Evaluating Pro Bono Programs and Policies
If you have decided to pursue a position with a law firm, you may be seeking firms that offer meaningful pro bono opportunities. Although firms provide lots of information about their pro bono programs, the best way to learn about a firm's commitment to pro bono is by talking with other attorneys at the firm.
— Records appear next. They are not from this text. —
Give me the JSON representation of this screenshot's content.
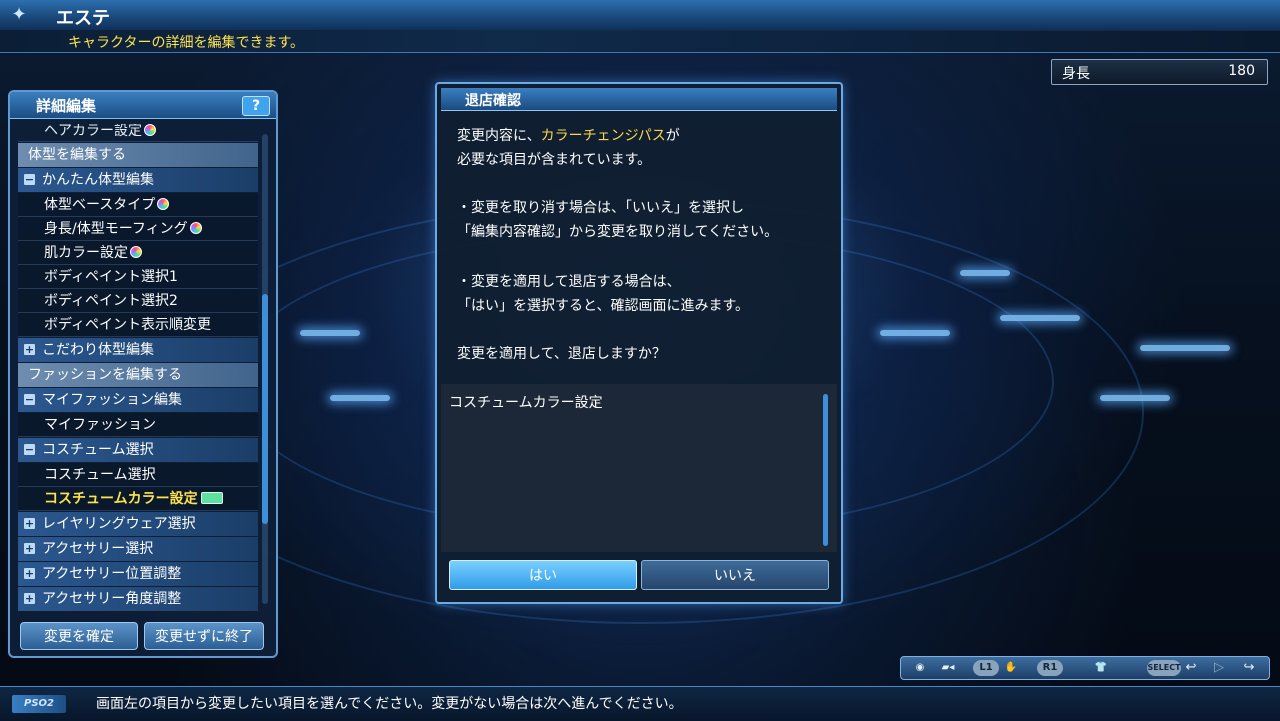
{
  "header": {
    "title": "エステ",
    "subtitle": "キャラクターの詳細を編集できます。"
  },
  "height_field": {
    "label": "身長",
    "value": "180"
  },
  "left_panel": {
    "title": "詳細編集",
    "help_label": "?",
    "items": [
      {
        "type": "partial",
        "label": "ヘアカラー設定",
        "icon": "pass"
      },
      {
        "type": "section",
        "label": "体型を編集する"
      },
      {
        "type": "group",
        "label": "かんたん体型編集",
        "toggle": "−"
      },
      {
        "type": "leaf",
        "label": "体型ベースタイプ",
        "icon": "pass"
      },
      {
        "type": "leaf",
        "label": "身長/体型モーフィング",
        "icon": "pass"
      },
      {
        "type": "leaf",
        "label": "肌カラー設定",
        "icon": "pass"
      },
      {
        "type": "leaf",
        "label": "ボディペイント選択1"
      },
      {
        "type": "leaf",
        "label": "ボディペイント選択2"
      },
      {
        "type": "leaf",
        "label": "ボディペイント表示順変更"
      },
      {
        "type": "group",
        "label": "こだわり体型編集",
        "toggle": "+"
      },
      {
        "type": "section",
        "label": "ファッションを編集する"
      },
      {
        "type": "group",
        "label": "マイファッション編集",
        "toggle": "−"
      },
      {
        "type": "leaf",
        "label": "マイファッション"
      },
      {
        "type": "group",
        "label": "コスチューム選択",
        "toggle": "−"
      },
      {
        "type": "leaf",
        "label": "コスチューム選択"
      },
      {
        "type": "leaf",
        "label": "コスチュームカラー設定",
        "icon": "ticket",
        "active": true
      },
      {
        "type": "group",
        "label": "レイヤリングウェア選択",
        "toggle": "+"
      },
      {
        "type": "group",
        "label": "アクセサリー選択",
        "toggle": "+"
      },
      {
        "type": "group",
        "label": "アクセサリー位置調整",
        "toggle": "+"
      },
      {
        "type": "group",
        "label": "アクセサリー角度調整",
        "toggle": "+"
      }
    ],
    "confirm_label": "変更を確定",
    "cancel_label": "変更せずに終了"
  },
  "dialog": {
    "title": "退店確認",
    "line1_pre": "変更内容に、",
    "line1_hl": "カラーチェンジパス",
    "line1_post": "が",
    "line2": "必要な項目が含まれています。",
    "line3": "・変更を取り消す場合は、「いいえ」を選択し",
    "line4": "「編集内容確認」から変更を取り消してください。",
    "line5": "・変更を適用して退店する場合は、",
    "line6": "「はい」を選択すると、確認画面に進みます。",
    "line7": "変更を適用して、退店しますか？",
    "list_item": "コスチュームカラー設定",
    "yes_label": "はい",
    "no_label": "いいえ"
  },
  "controls": {
    "l1": "L1",
    "r1": "R1",
    "select": "SELECT"
  },
  "status": {
    "message": "画面左の項目から変更したい項目を選んでください。変更がない場合は次へ進んでください。"
  },
  "colors": {
    "accent_blue": "#3d8fd9",
    "highlight_yellow": "#ffd84a",
    "subtitle_yellow": "#ffe34a"
  }
}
Ask them about what types of pro bono matters the firm is involved in and what type of pro bono work they do. You will also want to ask about the following attributes of the firm’s pro bono program.
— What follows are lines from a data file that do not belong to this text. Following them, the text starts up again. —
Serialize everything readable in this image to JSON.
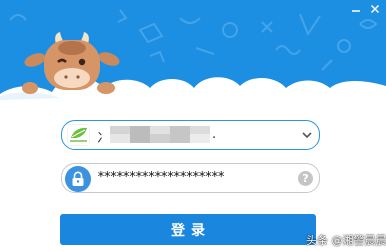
{
  "window": {
    "minimize_icon": "minimize-icon",
    "close_icon": "close-icon"
  },
  "header": {
    "background_color": "#1c8fe3",
    "mascot_icon": "cow-mascot"
  },
  "login_form": {
    "account": {
      "value_prefix": "冫",
      "value_suffix": ".",
      "logo_icon": "sns-leaf-logo",
      "dropdown_icon": "chevron-down-icon"
    },
    "password": {
      "value": "********************",
      "lock_icon": "lock-icon",
      "help_label": "?"
    },
    "login_button": {
      "label": "登录",
      "color": "#1b86de"
    }
  },
  "watermark": {
    "text": "头条 @湘警晨晨"
  }
}
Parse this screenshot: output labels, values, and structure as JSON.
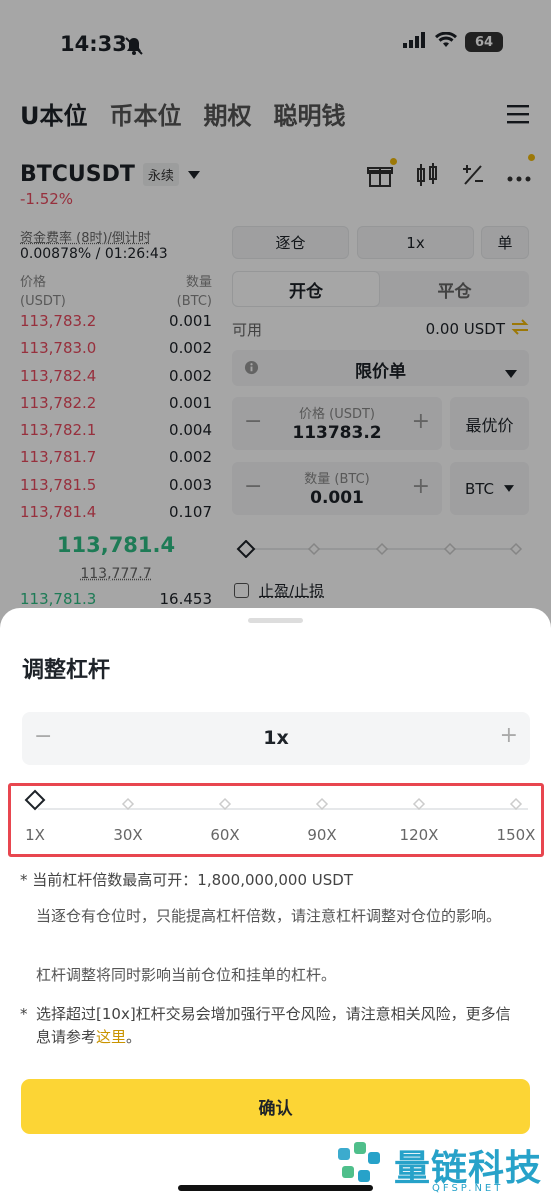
{
  "status_bar": {
    "time": "14:33",
    "battery": "64"
  },
  "top_tabs": [
    "U本位",
    "币本位",
    "期权",
    "聪明钱"
  ],
  "pair": {
    "name": "BTCUSDT",
    "badge": "永续",
    "change": "-1.52%"
  },
  "funding": {
    "label": "资金费率 (8时)/倒计时",
    "value": "0.00878% / 01:26:43"
  },
  "orderbook": {
    "price_header": "价格",
    "price_unit": "(USDT)",
    "qty_header": "数量",
    "qty_unit": "(BTC)",
    "asks": [
      {
        "price": "113,783.2",
        "qty": "0.001"
      },
      {
        "price": "113,783.0",
        "qty": "0.002"
      },
      {
        "price": "113,782.4",
        "qty": "0.002"
      },
      {
        "price": "113,782.2",
        "qty": "0.001"
      },
      {
        "price": "113,782.1",
        "qty": "0.004"
      },
      {
        "price": "113,781.7",
        "qty": "0.002"
      },
      {
        "price": "113,781.5",
        "qty": "0.003"
      },
      {
        "price": "113,781.4",
        "qty": "0.107"
      }
    ],
    "last_price": "113,781.4",
    "mark_price": "113,777.7",
    "bid": {
      "price": "113,781.3",
      "qty": "16.453"
    }
  },
  "trade_panel": {
    "margin_mode": "逐仓",
    "leverage": "1x",
    "position_mode": "单",
    "open_label": "开仓",
    "close_label": "平仓",
    "available_label": "可用",
    "available_value": "0.00 USDT",
    "order_type": "限价单",
    "price_label": "价格 (USDT)",
    "price_value": "113783.2",
    "best_price": "最优价",
    "qty_label": "数量 (BTC)",
    "qty_value": "0.001",
    "qty_unit": "BTC",
    "tpsl_label": "止盈/止损"
  },
  "sheet": {
    "title": "调整杠杆",
    "leverage_value": "1x",
    "slider_ticks": [
      "1X",
      "30X",
      "60X",
      "90X",
      "120X",
      "150X"
    ],
    "slider_level": 1,
    "note1": "当前杠杆倍数最高可开：1,800,000,000 USDT",
    "note2": "当逐仓有仓位时，只能提高杠杆倍数，请注意杠杆调整对仓位的影响。",
    "note3": "杠杆调整将同时影响当前仓位和挂单的杠杆。",
    "note4_prefix": "选择超过[10x]杠杆交易会增加强行平仓风险，请注意相关风险，更多信息请参考",
    "note4_link": "这里",
    "note4_suffix": "。",
    "confirm": "确认"
  },
  "watermark": {
    "text": "量链科技",
    "sub": "QFSP.NET"
  },
  "colors": {
    "accent": "#fcd535",
    "sell": "#e84a5f",
    "buy": "#2ebd85",
    "highlight": "#e8464f"
  }
}
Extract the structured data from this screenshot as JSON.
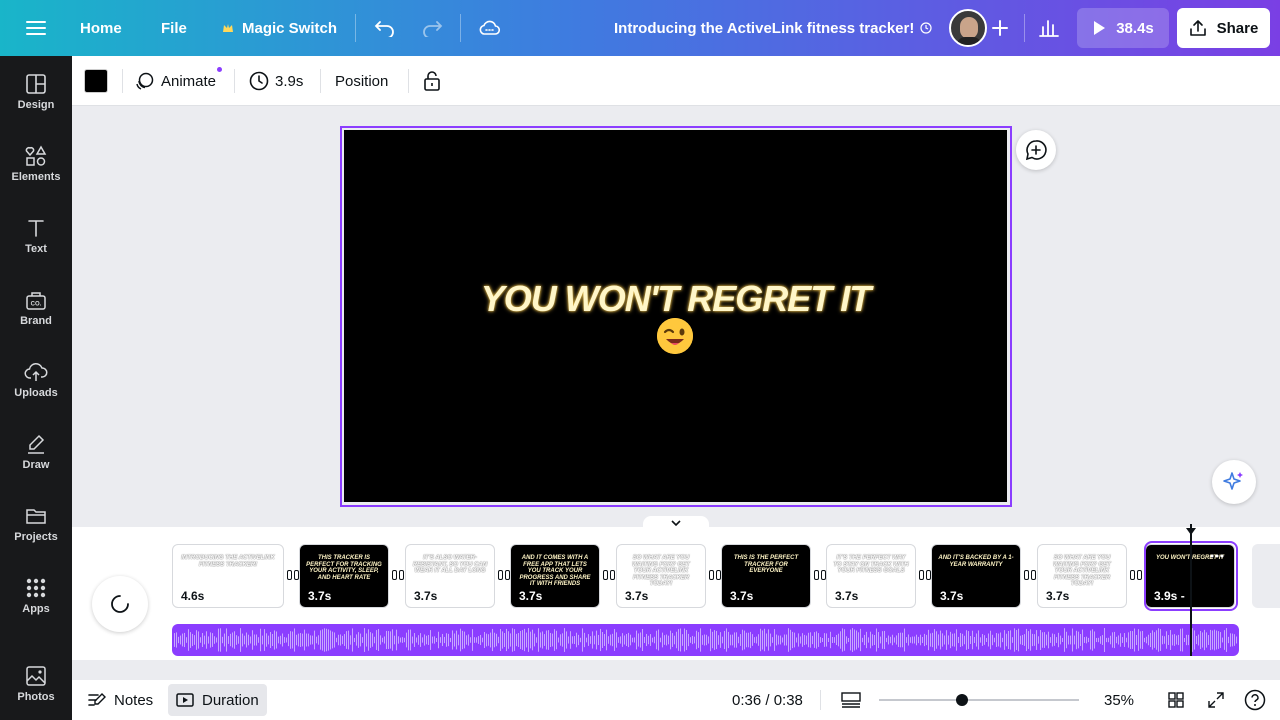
{
  "topbar": {
    "home": "Home",
    "file": "File",
    "magic_switch": "Magic Switch",
    "title": "Introducing the ActiveLink fitness tracker!",
    "play_duration": "38.4s",
    "share": "Share"
  },
  "sidebar": {
    "items": [
      {
        "label": "Design",
        "icon": "design-icon"
      },
      {
        "label": "Elements",
        "icon": "elements-icon"
      },
      {
        "label": "Text",
        "icon": "text-icon"
      },
      {
        "label": "Brand",
        "icon": "brand-icon"
      },
      {
        "label": "Uploads",
        "icon": "uploads-icon"
      },
      {
        "label": "Draw",
        "icon": "draw-icon"
      },
      {
        "label": "Projects",
        "icon": "projects-icon"
      },
      {
        "label": "Apps",
        "icon": "apps-icon"
      },
      {
        "label": "Photos",
        "icon": "photos-icon"
      }
    ]
  },
  "toolbar": {
    "color": "#000000",
    "animate": "Animate",
    "duration": "3.9s",
    "position": "Position"
  },
  "canvas": {
    "headline": "YOU WON'T REGRET IT",
    "emoji": "winking-face-emoji"
  },
  "timeline": {
    "scenes": [
      {
        "text": "INTRODUCING THE ACTIVELINK FITNESS TRACKER!",
        "duration": "4.6s",
        "theme": "light"
      },
      {
        "text": "THIS TRACKER IS PERFECT FOR TRACKING YOUR ACTIVITY, SLEEP, AND HEART RATE",
        "duration": "3.7s",
        "theme": "dark"
      },
      {
        "text": "IT'S ALSO WATER-RESISTANT, SO YOU CAN WEAR IT ALL DAY LONG",
        "duration": "3.7s",
        "theme": "light"
      },
      {
        "text": "AND IT COMES WITH A FREE APP THAT LETS YOU TRACK YOUR PROGRESS AND SHARE IT WITH FRIENDS",
        "duration": "3.7s",
        "theme": "dark"
      },
      {
        "text": "SO WHAT ARE YOU WAITING FOR? GET YOUR ACTIVELINK FITNESS TRACKER TODAY!",
        "duration": "3.7s",
        "theme": "light"
      },
      {
        "text": "THIS IS THE PERFECT TRACKER FOR EVERYONE",
        "duration": "3.7s",
        "theme": "dark"
      },
      {
        "text": "IT'S THE PERFECT WAY TO STAY ON TRACK WITH YOUR FITNESS GOALS",
        "duration": "3.7s",
        "theme": "light"
      },
      {
        "text": "AND IT'S BACKED BY A 1-YEAR WARRANTY",
        "duration": "3.7s",
        "theme": "dark"
      },
      {
        "text": "SO WHAT ARE YOU WAITING FOR? GET YOUR ACTIVELINK FITNESS TRACKER TODAY!",
        "duration": "3.7s",
        "theme": "light"
      },
      {
        "text": "YOU WON'T REGRET IT",
        "duration": "3.9s -",
        "theme": "dark"
      }
    ]
  },
  "bottombar": {
    "notes": "Notes",
    "duration": "Duration",
    "time": "0:36 / 0:38",
    "zoom": "35%",
    "zoom_level": 0.35
  },
  "colors": {
    "accent": "#8b3dff",
    "sidebar_bg": "#18191b"
  }
}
1. How is the firm's pro bono program structured?
- Is there a full-time coordinator? (if so, ask to talk to this person)
- Is the coordinator an attorney?
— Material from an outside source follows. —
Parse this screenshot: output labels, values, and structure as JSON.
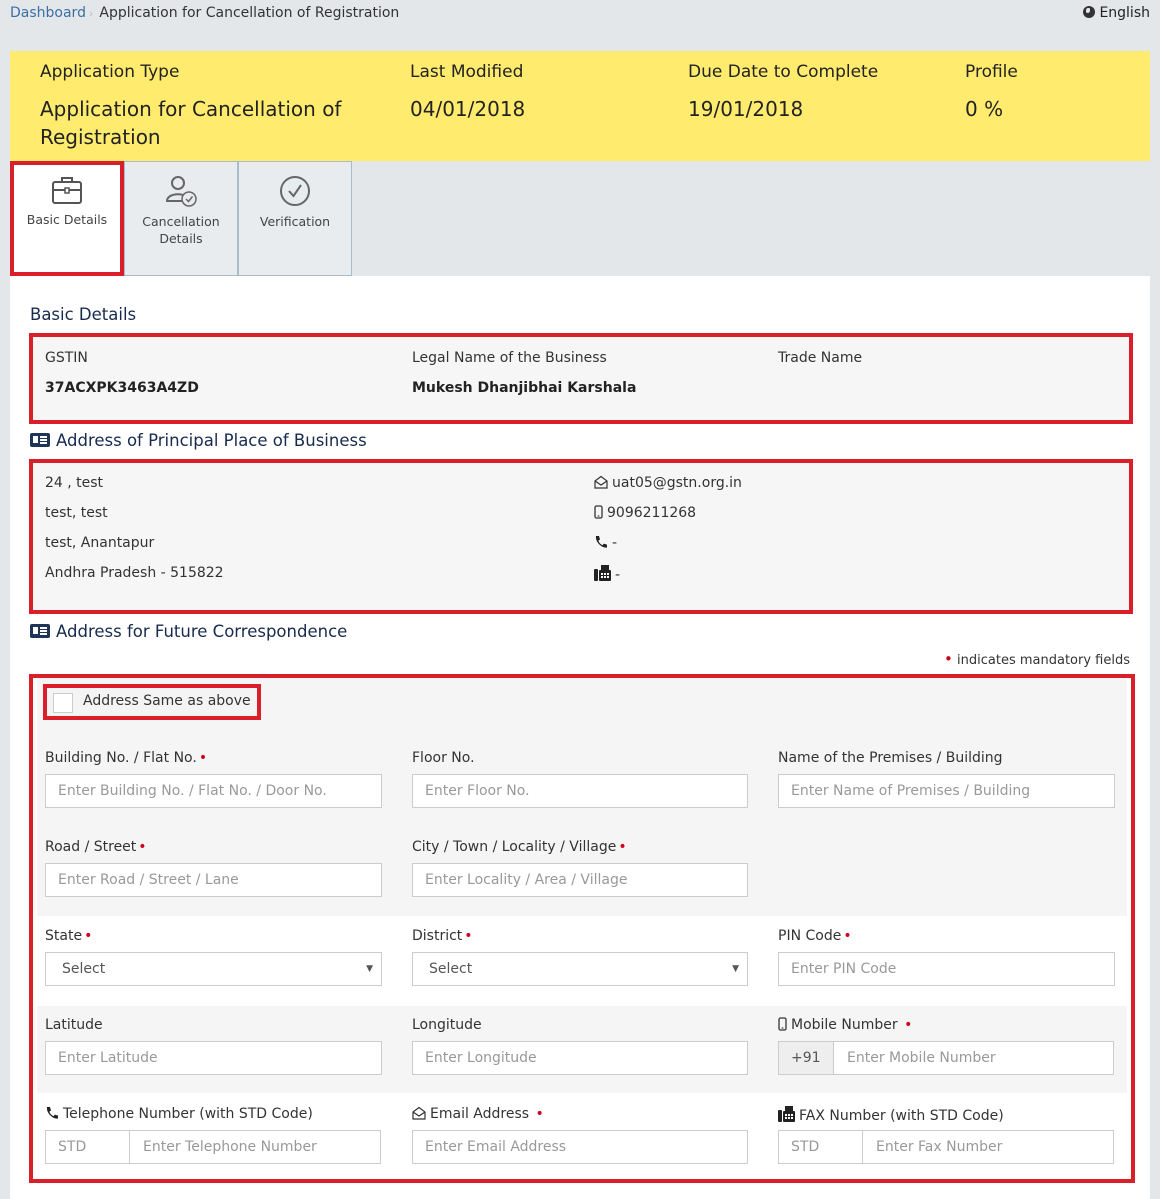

- Is the coordinator a partner or are partners involved in the supervision of pro bono cases?
- How are pro bono cases brought into the firm?
- Does the firm work routinely with specific nonprofits?
- Who screens/assigns the cases?
- What types of pro bono matters does the firm accept? (impact, class actions or solely individual matters?)
- Do individual attorneys have any discretion in bringing in their own pro bono cases?
- Do attorneys in all of the firm’s offices participate?
- Does the firm provide training and supervision for pro bono matters?
- Does the firm provide support staff for pro bono cases?
2. How does the firm encourage pro bono work?
- Are attorneys required or encouraged to perform a minimum number of pro bono hours annually?
- Do pro bono hours count toward the firm’s billable hour requirement?
- Is there a cap on the number of pro bono hours that count as billable?
- Are pro bono hours considered as part of the bonus/promotion performance review?
- Do summer associates participate in pro bono, and, if so, are they evaluated on such work?
- Are pro bono cases treated the same as billable cases when work is distributed?
- How many of the lawyers who recently made partner did substantial pro bono work?
- Does the firm sponsor any public interest fellowship or externship programs, and, if so, what types?
- How many lawyers in the firm did pro bono and how many hours per lawyer?
3. Is the firm a signatory to the Pro Bono Institute’s Law Firm Pro Bono Challenge?
- Pro Bono Institute’s Law Firm Pro Bono Challenge (The Challenge requires the firm to commit 3-5 percent of their total billable hours to pro bono. This is valuable information about the firm’s commitment to pro bono.)
- Has the firm met the challenge’s goals in the last 2-3 years?
4. Where does the firm rank in the Am Law 100 or Am Law 200 pro bono charts or The Vault Guide to Law Firm Pro Bono Programs and has it won any pro bono awards?
5. What does the firm say about their pro bono program on their website or in their annual report? Ask for a copy of their written pro bono policy.
- Is the description specific and substantive or a more general firm marketing piece?